[GIVEN DATA — start]

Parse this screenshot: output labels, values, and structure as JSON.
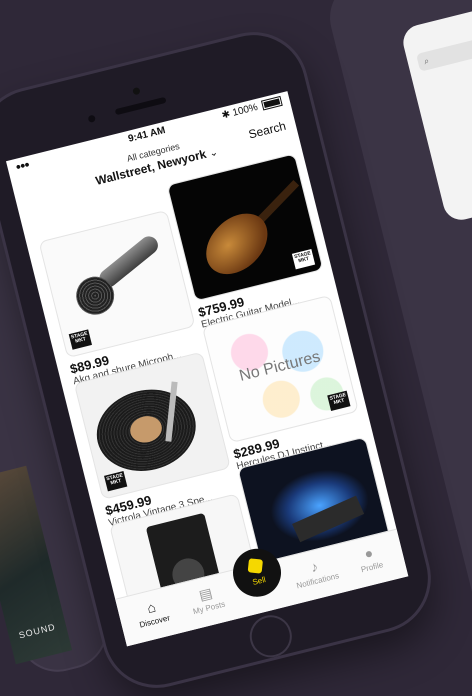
{
  "status": {
    "time": "9:41 AM",
    "battery": "100%"
  },
  "header": {
    "category": "All categories",
    "location": "Wallstreet, Newyork",
    "search_label": "Search"
  },
  "brand_logo": "STAGE MARKET",
  "listings": [
    {
      "price": "$89.99",
      "title": "Akg and shure Microph..."
    },
    {
      "price": "$759.99",
      "title": "Electric Guitar Model..."
    },
    {
      "price": "$459.99",
      "title": "Victrola Vintage 3 Spe..."
    },
    {
      "price": "$289.99",
      "title": "Hercules DJ Instinct...",
      "placeholder": "No Pictures"
    },
    {
      "price": "",
      "title": ""
    },
    {
      "price": "",
      "title": ""
    }
  ],
  "tabs": {
    "discover": "Discover",
    "my_posts": "My Posts",
    "sell": "Sell",
    "notifications": "Notifications",
    "profile": "Profile"
  },
  "background": {
    "left_strip_text": "SOUND"
  },
  "colors": {
    "accent": "#f5d800",
    "background": "#2f2838"
  }
}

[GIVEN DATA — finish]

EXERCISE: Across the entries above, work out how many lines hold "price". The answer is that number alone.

REPLY: 6